When Neil Clifford spoke to a roomful of footwear executives on the first morning of the summit, he opened with a bit of classic British understatement: “We are not the most interesting thing going on in London at the moment.”
Sure, Kate and William’s royal wedding the next day captured the world’s attention, but the business story behind Kurt Geiger has its own share of glam.
In the last four years, the company has doubled in size, recently cracking $300 million in sales, according to Clifford, its CEO. “We are now the second-biggest shoe company in the U.K., behind Clarks,” he said. “Our average ticket is almost $200.”
The company benefited from a combination of weakened currency, a major competitor going out of business and smart growth strategies.
“We have had five great years,” Clifford said. “We really didn’t have a recession in the U.K. As a result, we’ve had 22 quarters of growth.”
Fueling that was the Kurt Geiger e-commerce business, which is the firm’s most profitable store, according to Clifford. So far, the website has rung up $15 million in annual sales. But that number will rise even more as executives plan to take the site global in September. It is currently available only to residents of the U.K.
Also strengthening the firm is a healthy department store business — Harrods and Selfridges each bring in roughly $1.5 million a week in shoe sales — as well as an “embryonic” but rapidly expanding wholesale and franchise model.
“What we know is that great product travels extremely well,” he said. “The best sellers that are in Dubai, that are in Moscow, or in Istanbul are also the best sellers in Covent Garden and in Harrods.

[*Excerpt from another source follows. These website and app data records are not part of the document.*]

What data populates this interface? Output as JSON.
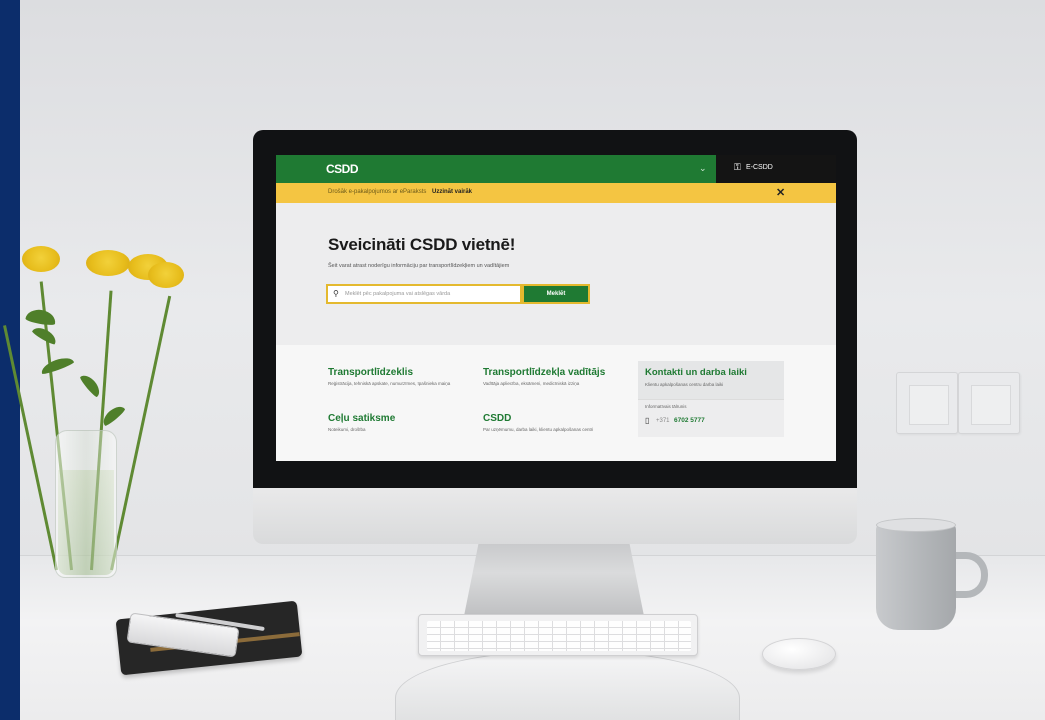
{
  "site": {
    "logo": "CSDD",
    "menu_chevron": "⌄",
    "eid_label": "E-CSDD",
    "notice": {
      "text": "Drošāk e-pakalpojumos ar eParaksts",
      "link": "Uzzināt vairāk",
      "close": "✕"
    },
    "hero": {
      "title": "Sveicināti CSDD vietnē!",
      "subtitle": "Šeit varat atrast noderīgu informāciju par transportlīdzekļiem un vadītājiem",
      "search_placeholder": "Meklēt pēc pakalpojuma vai atslēgas vārda",
      "search_button": "Meklēt"
    },
    "cards": [
      {
        "title": "Transportlīdzeklis",
        "desc": "Reģistrācija, tehniskā apskate, numurzīmes, īpašnieka maiņa"
      },
      {
        "title": "Transportlīdzekļa vadītājs",
        "desc": "Vadītāja apliecība, eksāmeni, medicīniskā izziņa"
      },
      {
        "title": "Ceļu satiksme",
        "desc": "Noteikumi, drošība"
      },
      {
        "title": "CSDD",
        "desc": "Par uzņēmumu, darba laiki, klientu apkalpošanas centri"
      }
    ],
    "contact": {
      "title": "Kontakti un darba laiki",
      "desc": "Klientu apkalpošanas centru darba laiki",
      "label": "Informatīvais tālrunis",
      "phone_prefix": "+371",
      "phone_number": "6702 5777"
    }
  },
  "scene": {
    "apple_logo": ""
  },
  "icons": [
    "search-icon",
    "phone-icon",
    "close-icon",
    "chevron-down-icon",
    "user-icon",
    "apple-logo-icon"
  ],
  "colors": {
    "brand_green": "#1f7a33",
    "notice_yellow": "#f4c542",
    "side_stripe": "#0c2d6b",
    "header_dark": "#141414"
  }
}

The world is becoming a smaller place, which is good news for us all.”
Along those lines, Clifford said the company is seeking to expand the reach of its Kurt Geiger stores.
“We have real confidence that a Kurt Geiger store could work in America,” he said.